Headline student numbers have increased to new records following a short dip after to the 2012 reforms. There are however ongoing concerns about numbers outside this group where trends have not been so positive, including part-time undergraduates, some postgraduates students, overseas students from some countries, especially Nigeria and Malaysia, mature students and some disadvantaged groups. There is also considerable concern about the impact of the coronavirus pandemic and student numbers, particularly those from overseas and uncertainty about the impact of Brexit on EU student numbers.
The House of Commons Library has published a briefing paper on the level of funding for free childcare provision for 3 and 4-year-olds (CBP-8052), which is available to view here.
Business rate relief for childcare providers
Some Members have suggested that the Government might provide relief from business rates for childcare providers, and a petition to Parliament calling for such relief recently closed (6 October 2018) having attracted 10,915 signatures. The Government is due to respond to this in due course. Currently, there is no relief scheme specifically directed at nurseries in England. It is possible, however, that they would be able to claim other forms of relief:
- Charitable relief: where a property is occupied by a charity and wholly or mainly used for charitable purposes, it is entitled to 80% mandatory relief;
- Small business rate relief: properties with a rateable value of £12,000 or under receive 100% rate relief, whilst those with a rateable value between £12,000 and £15,000 receive tapered relief.
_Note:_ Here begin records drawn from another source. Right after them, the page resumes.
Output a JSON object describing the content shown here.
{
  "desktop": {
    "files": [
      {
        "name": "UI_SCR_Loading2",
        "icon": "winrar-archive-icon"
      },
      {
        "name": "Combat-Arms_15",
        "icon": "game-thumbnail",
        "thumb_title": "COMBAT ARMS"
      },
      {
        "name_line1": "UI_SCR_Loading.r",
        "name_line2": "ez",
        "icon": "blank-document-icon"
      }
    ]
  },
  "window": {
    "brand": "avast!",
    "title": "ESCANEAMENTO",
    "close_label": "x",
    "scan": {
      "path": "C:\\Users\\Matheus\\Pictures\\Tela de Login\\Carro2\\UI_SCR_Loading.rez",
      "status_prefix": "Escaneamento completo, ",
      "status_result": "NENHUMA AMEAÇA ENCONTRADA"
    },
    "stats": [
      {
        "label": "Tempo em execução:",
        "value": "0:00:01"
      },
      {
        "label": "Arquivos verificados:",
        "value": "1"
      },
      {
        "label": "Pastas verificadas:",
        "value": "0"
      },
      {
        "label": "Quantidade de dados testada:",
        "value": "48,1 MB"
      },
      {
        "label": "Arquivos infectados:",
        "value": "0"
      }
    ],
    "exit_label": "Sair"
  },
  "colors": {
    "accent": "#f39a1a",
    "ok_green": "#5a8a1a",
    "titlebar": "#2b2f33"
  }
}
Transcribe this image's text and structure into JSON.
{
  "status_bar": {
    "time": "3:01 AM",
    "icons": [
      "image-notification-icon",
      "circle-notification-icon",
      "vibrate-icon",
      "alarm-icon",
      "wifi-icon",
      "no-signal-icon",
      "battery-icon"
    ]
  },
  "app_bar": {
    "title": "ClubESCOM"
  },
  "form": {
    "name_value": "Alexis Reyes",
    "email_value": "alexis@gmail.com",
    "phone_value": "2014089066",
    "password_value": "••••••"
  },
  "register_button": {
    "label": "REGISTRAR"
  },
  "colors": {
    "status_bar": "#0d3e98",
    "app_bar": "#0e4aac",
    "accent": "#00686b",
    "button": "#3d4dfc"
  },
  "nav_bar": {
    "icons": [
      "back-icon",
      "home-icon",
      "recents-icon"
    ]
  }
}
Occupiers can only claim small business rate relief in respect of one property, and cannot claim if the total rateable value of their properties is £20,000 or more;
Two additional temporary sources of relief were introduced in the March 2017 Budget:
- A new £300 million fund has been made available to local authorities to enable them to apply discretionary relief to ‘hard cases’. This comprises £180 million in 2017-18, followed by £85 million, £35 million and £5 million in the ensuing years, as announced in the 2017 Budget. It is for billing authorities (district and unitary councils) to decide how to allocate discretionary relief under this scheme. Each billing authority is allocated a maximum sum that can be reimbursed by the Government.
- Businesses that no longer receive small business rate relief or rural rate relief after the revaluation, but which did receive either relief before, will be subject to an additional limit on the amount by which their rate bills can rise. This is known as the ‘Supporting Small Businesses scheme’. Eligible businesses will see their business rates bills rise by a minimum of £50 per month, or 5% in 2017-18, whichever is the greater, until they reach their full liability. The minimum percentage will become 7.5% in 2018-19, 10% in 2019-20, and 15% in 2020-21 and 2021-22.
The Government’s most recent response to questions about the impact of business rates on childcare providers is that it has “commissioned new research to understand provider’s current costs.”
On 13 September 2017, Derek Mackay, the Scottish Finance Secretary, announced that day nurseries in Scotland would be exempt from paying business rates from April 2018. This followed a report into non-domestic business rates by the Barclay review groups, published in August 2017, which recommended 100 per cent business rate relief which, it estimated, would save the childcare sector in Scotland approximately £8 million annually.
On 27 September 2018, the Welsh Finance Secretary, Mark Drakeford announced that business rates will be scrapped for day nurseries in Wales. This followed calls from campaigners, including the NDNA (National Day Nurseries Association) Cymru, who claimed that it would aid the private sector to support the Welsh Government’s delivery of 30 hours funded childcare to working parents of three and four-year-olds. This will come into force from April 2019 and will be fully available across Wales by 2020, with a review of the policy scheduled in 2022.
Members may find the following further reading material to be of use when preparing for this debate.
Children & Young People Now, 8 October 2018
Nursery World, 1 October 2018
Nursery World, 30 September 2018
BBC News, 27 September 2018
Daynurseries.co.uk, 27 September 2018
Nursery World, 16 September 2018
Nursery World, 12 September 2018
BBC News, 4 September 2018
[Details of this survey carried out by the Pre-School Learning Alliance are available here]
National Day Nurseries Association, 20 June 2018
Federation of Small Businesses, 20 June 2018
Financial Times, 20 June 2018 [available to view via Parliamentary accounts]
Nursery World, 19 June 2018
The Conversation, 30 May 2018
BBC News, 15 February 2018
Nursery World, 5 February 2018
The Observer, 18 November 2017
Federation of Small Businesses report, Handle with Care: Challenges facing small childcare providers, 19 April 2018
National Day Nurseries Association, Nursery Survey England, June 2018
National Day Nurseries Association, Annual Nurseries Survey 2018, 20 June 2018
An Opposition Day Debate on social care was due to be held on Wednesday 21 October 2020. This has been replaced with a debate on the funding provision of free school meals over the school holidays until Easter 2021.
This Commons Library Briefing Paper discusses the new public sector exit payment cap that comes into force in November 2020. In particular, it considers how the cap could impact lower-income workers and the circumstances in which the cap can be relaxed.